A SIM farmer could be harvesting that data, eg they could know they you have recently done a motor tax return and try a phishing mail based on this information. With operators potentially suffering a double loss, losing to the grey route for the A2P sale and the P2P interconnect to rival operator to deliver that message.
How does an Enterprise choose a good messaging provider?
Getting the right people involved from the enterprise side from the outset is so important. Right now people are buying messaging based on price point and you've just got procurement in an organisation that quite possibly don't care about the routes of traffic.
What enterprises really need to be doing is combining compliance and security people as well as understanding the business case for them. So once they understand the value of security then they can start to look at that audit feedback and can better justify actually not the cheapest route but the route that meets the needs of that business and that positive reinforcement will then start to trickle through the ecosystem.
Right now it's such a convoluted web of delivery for organisations that are delivering to three four five hundred different countries. Using direct connections, or zero hops where possible, will help but there is a lack of understanding in enterprises how messages deliver end-to-end and the mobile ecosystem needs to help educate.
Is SMS the right channel for Two Factor Authentication (2FA)
The alternative channels haven’t been universally successful in taking over from 2FA yet. It was felt that enterprises want to continue using the SMS channel which has been effective for the delivery of 2FA but they want to be assured that messages are not hijacker, spoofed and the data is secure. The stakes for the enterprises are high with the potential fraud bills they could face.

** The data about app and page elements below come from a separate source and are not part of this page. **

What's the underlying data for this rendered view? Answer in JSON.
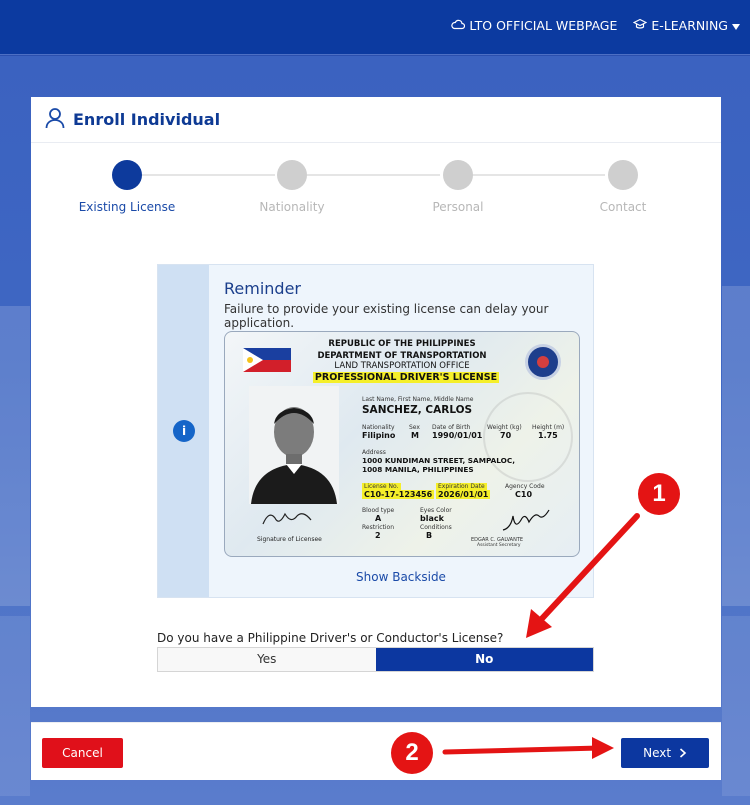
{
  "header": {
    "links": [
      {
        "label": "LTO OFFICIAL WEBPAGE",
        "icon": "cloud-icon"
      },
      {
        "label": "E-LEARNING",
        "icon": "graduation-cap-icon",
        "dropdown": true
      }
    ]
  },
  "card": {
    "title": "Enroll Individual",
    "title_icon": "user-icon"
  },
  "stepper": {
    "steps": [
      {
        "label": "Existing License",
        "active": true
      },
      {
        "label": "Nationality",
        "active": false
      },
      {
        "label": "Personal",
        "active": false
      },
      {
        "label": "Contact",
        "active": false
      }
    ]
  },
  "reminder": {
    "icon": "info-icon",
    "info_glyph": "i",
    "title": "Reminder",
    "text": "Failure to provide your existing license can delay your application.",
    "show_backside": "Show Backside"
  },
  "license_card": {
    "line1": "REPUBLIC OF THE PHILIPPINES",
    "line2": "DEPARTMENT OF TRANSPORTATION",
    "line3": "LAND TRANSPORTATION OFFICE",
    "line4": "PROFESSIONAL DRIVER'S LICENSE",
    "name_label": "Last Name, First Name, Middle Name",
    "name": "SANCHEZ, CARLOS",
    "nationality_label": "Nationality",
    "nationality": "Filipino",
    "sex_label": "Sex",
    "sex": "M",
    "dob_label": "Date of Birth",
    "dob": "1990/01/01",
    "weight_label": "Weight (kg)",
    "weight": "70",
    "height_label": "Height (m)",
    "height": "1.75",
    "address_label": "Address",
    "address_line1": "1000 KUNDIMAN STREET, SAMPALOC,",
    "address_line2": "1008 MANILA, PHILIPPINES",
    "license_no_label": "License No.",
    "license_no": "C10-17-123456",
    "expiration_label": "Expiration Date",
    "expiration": "2026/01/01",
    "agency_label": "Agency Code",
    "agency": "C10",
    "blood_label": "Blood type",
    "blood": "A",
    "eyes_label": "Eyes Color",
    "eyes": "black",
    "restriction_label": "Restriction",
    "restriction": "2",
    "conditions_label": "Conditions",
    "conditions": "B",
    "signature_caption": "Signature of Licensee",
    "official_name": "EDGAR C. GALVANTE",
    "official_title": "Assistant Secretary"
  },
  "question": {
    "text": "Do you have a Philippine Driver's or Conductor's License?",
    "options": [
      {
        "label": "Yes",
        "selected": false
      },
      {
        "label": "No",
        "selected": true
      }
    ]
  },
  "footer": {
    "cancel_label": "Cancel",
    "next_label": "Next",
    "next_icon": "chevron-right-icon"
  },
  "annotations": {
    "badge1": "1",
    "badge2": "2",
    "color": "#e41414"
  },
  "colors": {
    "primary": "#0c37a0",
    "danger": "#e0101a",
    "header_bg": "#0c3aa0",
    "highlight": "#f5ef2a"
  }
}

There needs to be further education with MNOs and there needs to be at a minimum SMS Firewalls implemented. We would agree you need more than just an SMS Firewall but messaging intelligence is necessary to detect and respond to threats, protecting subscribers’ security and protecting brand reputation and revenues.
Prescriptive regulation is not necessarily the best path to take as you are giving hackers guidelines to work around. You need to balance security with privacy to empower operators, enterprises and aggregators to deliver protection.

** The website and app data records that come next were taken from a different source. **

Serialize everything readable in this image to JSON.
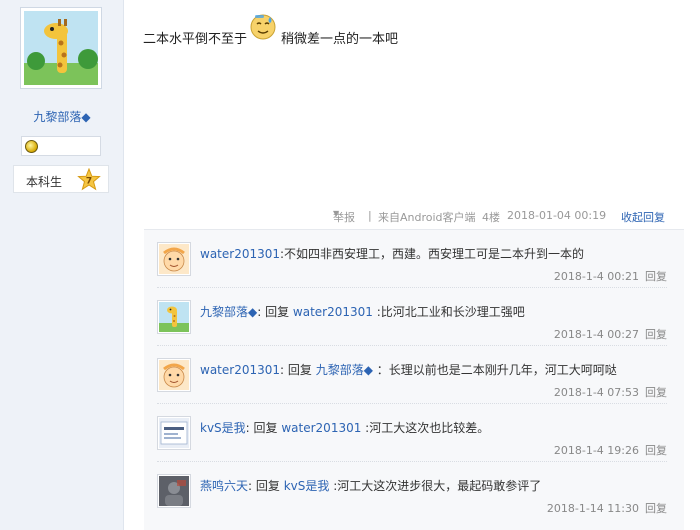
{
  "user": {
    "name": "九黎部落◆",
    "rank": "本科生",
    "rank_level": "7",
    "medal_icon": "gold-medal-icon",
    "avatar_icon": "giraffe-avatar-icon"
  },
  "post": {
    "text_before": "二本水平倒不至于",
    "emoji_icon": "sweat-smile-icon",
    "text_after": "稍微差一点的一本吧",
    "report_label": "举报",
    "separator": "|",
    "client": "来自Android客户端",
    "floor": "4楼",
    "datetime": "2018-01-04 00:19",
    "collapse_label": "收起回复"
  },
  "replies": [
    {
      "author": "water201301",
      "pre": ":",
      "reply_to": "",
      "content": "不如四非西安理工，西建。西安理工可是二本升到一本的",
      "time": "2018-1-4 00:21",
      "action": "回复",
      "avatar_icon": "cartoon-face-avatar-icon"
    },
    {
      "author": "九黎部落◆",
      "pre": ": 回复 ",
      "reply_to": "water201301",
      "content": " :比河北工业和长沙理工强吧",
      "time": "2018-1-4 00:27",
      "action": "回复",
      "avatar_icon": "giraffe-avatar-icon"
    },
    {
      "author": "water201301",
      "pre": ": 回复 ",
      "reply_to": "九黎部落◆",
      "content": " ：长理以前也是二本刚升几年，河工大呵呵哒",
      "time": "2018-1-4 07:53",
      "action": "回复",
      "avatar_icon": "cartoon-face-avatar-icon"
    },
    {
      "author": "kvS是我",
      "pre": ": 回复 ",
      "reply_to": "water201301",
      "content": " :河工大这次也比较差。",
      "time": "2018-1-4 19:26",
      "action": "回复",
      "avatar_icon": "text-card-avatar-icon"
    },
    {
      "author": "燕鸣六天",
      "pre": ": 回复 ",
      "reply_to": "kvS是我",
      "content": " :河工大这次进步很大，最起码敢参评了",
      "time": "2018-1-14 11:30",
      "action": "回复",
      "avatar_icon": "dark-photo-avatar-icon"
    }
  ]
}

It’s not all doom and gloom, business messaging domain is growing. Looking at Juniper research there was c.3.5 trillion SMS Business messages in 2020 rising from 3.2 trillion in 2019, that’s a growth of 7% despite economic impact of COVID-19.

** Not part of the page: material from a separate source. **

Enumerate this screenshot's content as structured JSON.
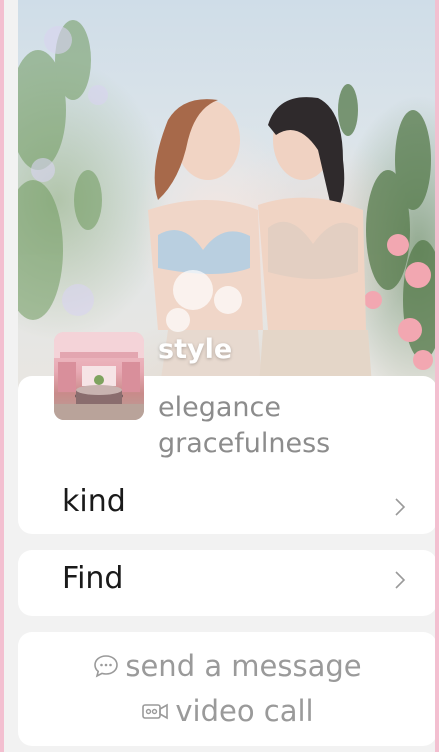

Máirín es una experimentada mercadóloga y gestora de proyectos a la que le apasiona la estrategia empresarial global. Cuenta con más de 15 años de experiencia en los sectores de tecnología, banca, farmacia y servicios profesionales. Ha planificado y ejecutado con éxito galardonadas campañas globales de marketing. Incluyendo la gestión de lanzamientos de productos y eventos internacionales para una serie de clientes, desde pequeñas start-ups de blockchain hasta grandes marcas como Bank of Ireland, LinkedIn y Novartis. Máirín dirige nuestro equipo de comunicaciones de marketing, que promueve nuestros productos y servicios de protección, respuesta e inteligencia contra amenazas en el sector de las telecomunicaciones, que protegen a más de 2.100 millones de abonados en todo el mundo. Máirín tiene un máster en gestión por la UCD Michael Smurfit Graduate Business School y es miembro del Instituto de Marketing de Irlanda.